Hear then, you who profess to be in Christ, you all love him, you have all a work to do, to all God will give the needed grace, and therefore I charge you by your fealty to your King, by your allegiance to your Lord, every one of you shake yourself from the dust of idleness, and resolve to go forth “to the help of the Lord, to the help of the Lord against the mighty.”
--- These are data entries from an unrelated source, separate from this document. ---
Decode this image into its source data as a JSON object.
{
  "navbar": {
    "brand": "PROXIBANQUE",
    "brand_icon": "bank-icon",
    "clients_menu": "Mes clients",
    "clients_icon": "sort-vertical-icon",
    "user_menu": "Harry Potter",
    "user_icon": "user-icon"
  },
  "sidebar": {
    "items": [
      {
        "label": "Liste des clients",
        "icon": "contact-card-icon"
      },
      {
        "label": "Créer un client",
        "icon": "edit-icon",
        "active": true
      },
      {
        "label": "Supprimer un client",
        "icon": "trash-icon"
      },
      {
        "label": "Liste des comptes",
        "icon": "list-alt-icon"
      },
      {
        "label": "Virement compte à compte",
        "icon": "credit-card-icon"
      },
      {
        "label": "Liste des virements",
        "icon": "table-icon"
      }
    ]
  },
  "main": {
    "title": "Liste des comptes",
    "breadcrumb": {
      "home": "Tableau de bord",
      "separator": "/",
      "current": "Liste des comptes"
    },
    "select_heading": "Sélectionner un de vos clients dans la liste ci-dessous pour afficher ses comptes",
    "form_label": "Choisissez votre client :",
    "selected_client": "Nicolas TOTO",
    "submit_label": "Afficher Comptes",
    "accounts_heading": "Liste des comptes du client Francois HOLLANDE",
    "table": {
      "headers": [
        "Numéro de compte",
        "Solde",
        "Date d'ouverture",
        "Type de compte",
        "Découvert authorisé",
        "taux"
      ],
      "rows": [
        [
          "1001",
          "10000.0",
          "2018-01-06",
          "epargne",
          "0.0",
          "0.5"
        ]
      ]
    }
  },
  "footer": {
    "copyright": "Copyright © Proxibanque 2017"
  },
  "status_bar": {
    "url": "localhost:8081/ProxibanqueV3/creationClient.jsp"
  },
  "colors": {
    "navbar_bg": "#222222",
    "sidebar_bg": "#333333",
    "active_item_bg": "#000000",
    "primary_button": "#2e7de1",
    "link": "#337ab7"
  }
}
Shall I say, brethren, that there is work for all of us to do which lies very close to hand? The preacher will never be without his. God will take care to furnish all his servants with sufficiency of work. You teachers; in the Sabbath-school, hold to your calling: it is a noble one; you are greatly honored in being permitted to take so distinguished a post of service as that of training young children for Christ. If you can do neither of these, and cannot speak for Christ at all, if you meet with any book, or tract, or sermon, that has been useful to your own soul, scatter it.... O you who love Jesus, attend to this. Put the truth in the way of him who knows it not. Lose no opportunity of so doing.
Talk for Christ personally, if you can, to individuals. Your Master sitting at the well talking to the Samaritan woman, was doing no small service to the truth. He preached to all Samaria through that woman. So may you preach to half a town through one individual. O that not one of us here may be idle! If you cannot do anything else, you can pray, and what strength the church of God gets from its praying men and women! Many bedridden saints are all the nearer to heaven in their weakness, and by their supplications they act like conductors to the skies, bringing down the divine lightning from God that shall rive and split the hearts of the ungodly. Oh, if you cannot do anything else, succor us by your intercessions.
I hope that there are no idlers in this church, but if there are, I charge them to cease from sloth. Better for you to occupy the meanest place of service than to be an idle Christian.
From a sermon entitled "A Summons To Battle," delivered October 10, 1869. Image by Christine and David Schmitt under Creative Commons License.